TASK INSTRUCTIONS: Report every line of the records beneath this task that holds the string "integer".

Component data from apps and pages
=== Section Start ===
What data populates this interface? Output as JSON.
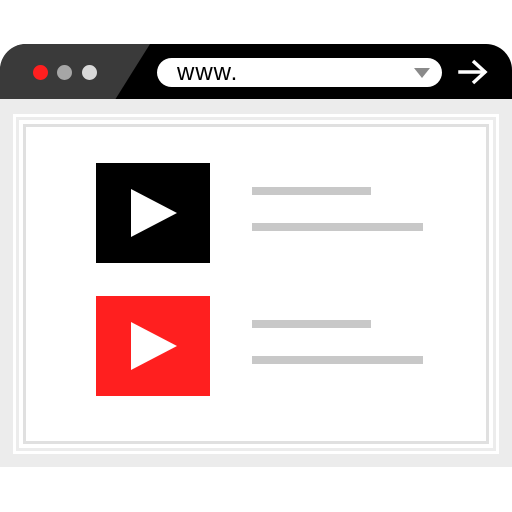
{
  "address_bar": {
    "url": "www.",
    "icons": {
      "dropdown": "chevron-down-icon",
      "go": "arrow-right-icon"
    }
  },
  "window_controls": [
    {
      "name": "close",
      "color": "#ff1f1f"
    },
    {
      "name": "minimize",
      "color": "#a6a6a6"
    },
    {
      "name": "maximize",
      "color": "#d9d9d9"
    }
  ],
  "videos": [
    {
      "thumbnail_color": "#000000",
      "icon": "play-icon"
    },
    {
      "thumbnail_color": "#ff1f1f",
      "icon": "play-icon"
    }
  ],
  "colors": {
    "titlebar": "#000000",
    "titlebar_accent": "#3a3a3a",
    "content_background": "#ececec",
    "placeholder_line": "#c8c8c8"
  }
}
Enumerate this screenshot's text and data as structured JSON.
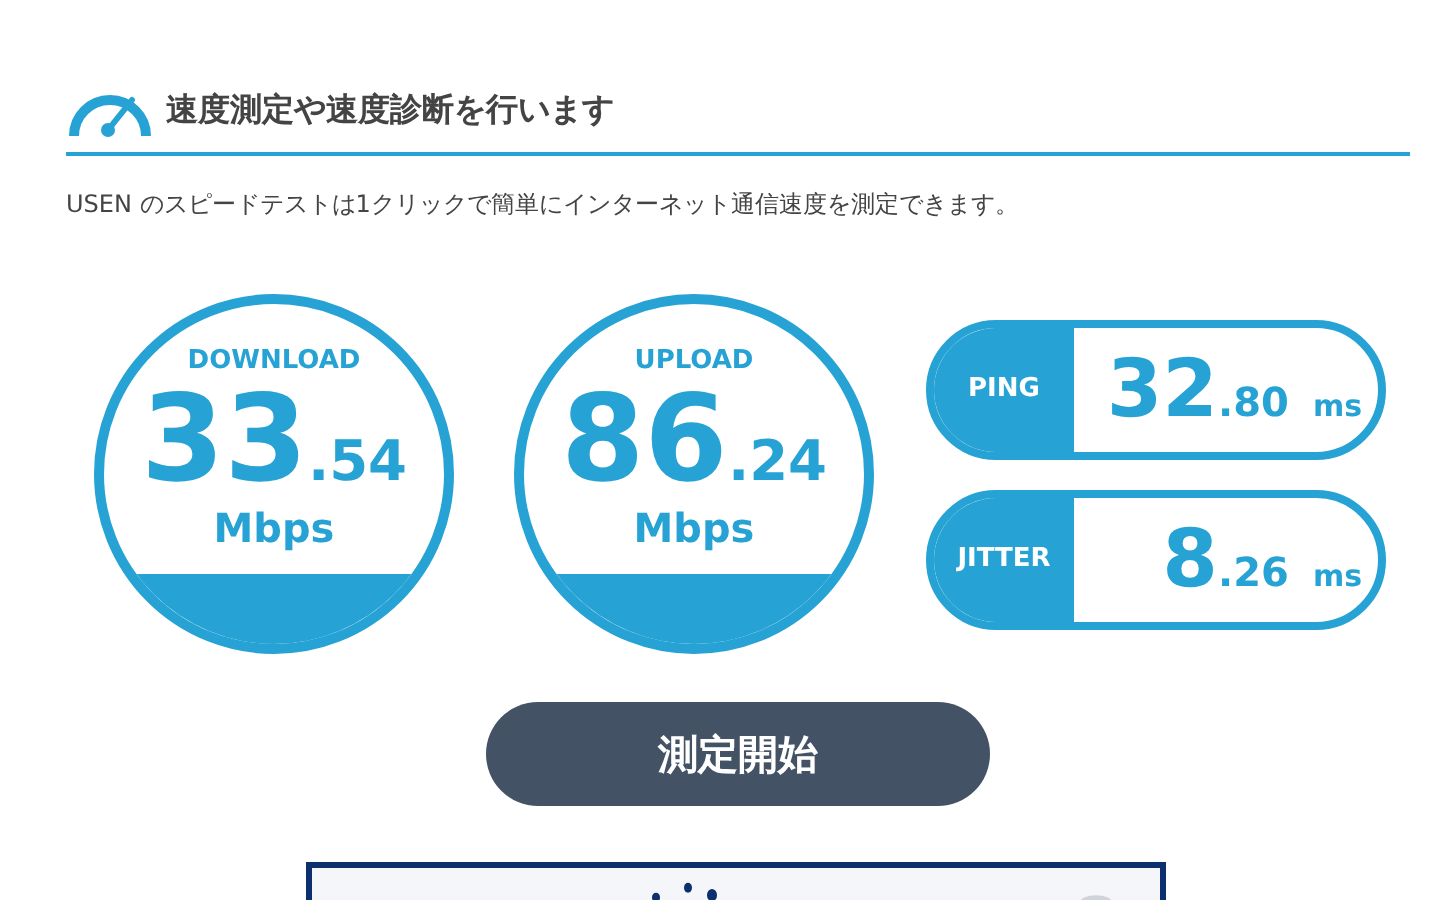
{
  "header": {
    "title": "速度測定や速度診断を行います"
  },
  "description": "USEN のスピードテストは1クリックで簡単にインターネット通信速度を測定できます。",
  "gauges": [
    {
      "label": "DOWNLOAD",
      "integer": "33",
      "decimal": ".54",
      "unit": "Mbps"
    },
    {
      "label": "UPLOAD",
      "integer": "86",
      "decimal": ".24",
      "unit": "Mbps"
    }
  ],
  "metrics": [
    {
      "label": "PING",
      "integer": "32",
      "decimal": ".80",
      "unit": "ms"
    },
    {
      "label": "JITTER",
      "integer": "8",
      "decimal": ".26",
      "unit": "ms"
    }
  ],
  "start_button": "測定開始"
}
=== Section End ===
RESULT OF THIS TASK:
      "integer": "33",
      "integer": "86",
      "integer": "32",
      "integer": "8",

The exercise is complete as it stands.